### PROVIDED ENTRIES
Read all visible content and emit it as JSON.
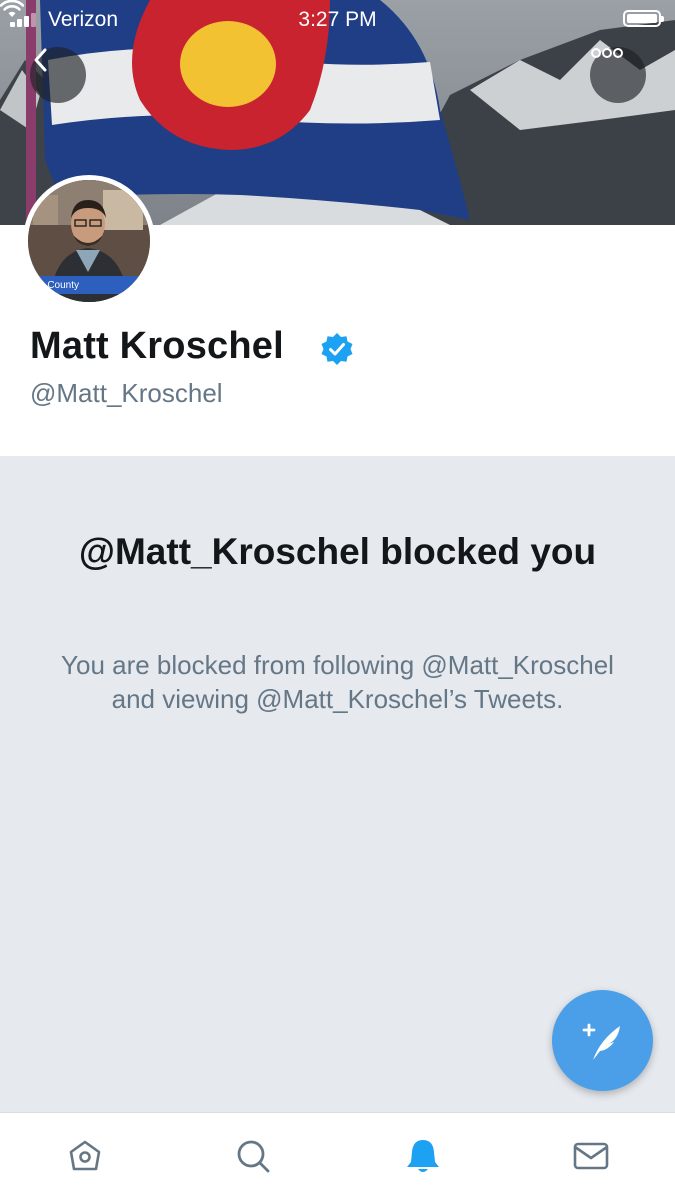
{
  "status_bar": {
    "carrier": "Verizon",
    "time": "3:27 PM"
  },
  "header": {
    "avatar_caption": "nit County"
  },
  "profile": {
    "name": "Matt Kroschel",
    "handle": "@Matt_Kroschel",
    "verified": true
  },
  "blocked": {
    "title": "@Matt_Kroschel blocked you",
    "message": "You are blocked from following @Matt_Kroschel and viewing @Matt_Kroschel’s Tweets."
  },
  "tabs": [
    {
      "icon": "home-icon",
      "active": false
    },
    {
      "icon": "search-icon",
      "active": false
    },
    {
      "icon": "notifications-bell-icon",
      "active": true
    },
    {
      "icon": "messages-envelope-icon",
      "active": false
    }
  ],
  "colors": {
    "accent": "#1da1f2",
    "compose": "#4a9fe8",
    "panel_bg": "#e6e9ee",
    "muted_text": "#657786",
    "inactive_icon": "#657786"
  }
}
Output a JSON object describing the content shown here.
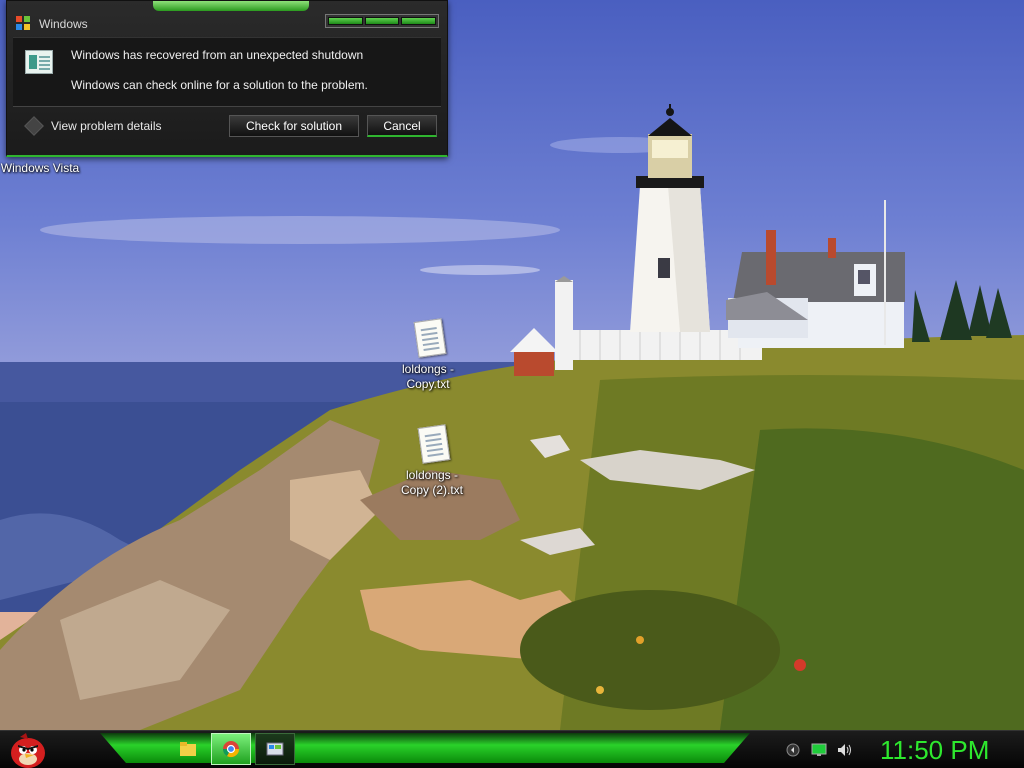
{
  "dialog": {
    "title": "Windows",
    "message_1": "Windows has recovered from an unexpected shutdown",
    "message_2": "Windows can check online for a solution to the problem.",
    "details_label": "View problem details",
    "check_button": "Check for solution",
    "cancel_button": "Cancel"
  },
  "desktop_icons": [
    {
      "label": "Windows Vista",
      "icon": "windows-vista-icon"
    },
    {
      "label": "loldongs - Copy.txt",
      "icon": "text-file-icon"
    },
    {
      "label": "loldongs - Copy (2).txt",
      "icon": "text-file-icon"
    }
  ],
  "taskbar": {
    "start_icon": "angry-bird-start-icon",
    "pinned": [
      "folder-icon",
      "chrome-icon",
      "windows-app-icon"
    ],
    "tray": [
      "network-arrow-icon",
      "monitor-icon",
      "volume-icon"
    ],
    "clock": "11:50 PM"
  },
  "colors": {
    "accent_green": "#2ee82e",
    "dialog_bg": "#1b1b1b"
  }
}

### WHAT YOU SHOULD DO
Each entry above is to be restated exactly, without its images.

### RESPONSE BOX
Read all visible content and emit it as JSON.
{
  "status_bar": {
    "carrier": "Verizon",
    "time": "3:27 PM"
  },
  "header": {
    "avatar_caption": "nit County"
  },
  "profile": {
    "name": "Matt Kroschel",
    "handle": "@Matt_Kroschel",
    "verified": true
  },
  "blocked": {
    "title": "@Matt_Kroschel blocked you",
    "message": "You are blocked from following @Matt_Kroschel and viewing @Matt_Kroschel’s Tweets."
  },
  "tabs": [
    {
      "icon": "home-icon",
      "active": false
    },
    {
      "icon": "search-icon",
      "active": false
    },
    {
      "icon": "notifications-bell-icon",
      "active": true
    },
    {
      "icon": "messages-envelope-icon",
      "active": false
    }
  ],
  "colors": {
    "accent": "#1da1f2",
    "compose": "#4a9fe8",
    "panel_bg": "#e6e9ee",
    "muted_text": "#657786",
    "inactive_icon": "#657786"
  }
}
Output a JSON object describing the content shown here.
{
  "dialog": {
    "title": "Windows",
    "message_1": "Windows has recovered from an unexpected shutdown",
    "message_2": "Windows can check online for a solution to the problem.",
    "details_label": "View problem details",
    "check_button": "Check for solution",
    "cancel_button": "Cancel"
  },
  "desktop_icons": [
    {
      "label": "Windows Vista",
      "icon": "windows-vista-icon"
    },
    {
      "label": "loldongs - Copy.txt",
      "icon": "text-file-icon"
    },
    {
      "label": "loldongs - Copy (2).txt",
      "icon": "text-file-icon"
    }
  ],
  "taskbar": {
    "start_icon": "angry-bird-start-icon",
    "pinned": [
      "folder-icon",
      "chrome-icon",
      "windows-app-icon"
    ],
    "tray": [
      "network-arrow-icon",
      "monitor-icon",
      "volume-icon"
    ],
    "clock": "11:50 PM"
  },
  "colors": {
    "accent_green": "#2ee82e",
    "dialog_bg": "#1b1b1b"
  }
}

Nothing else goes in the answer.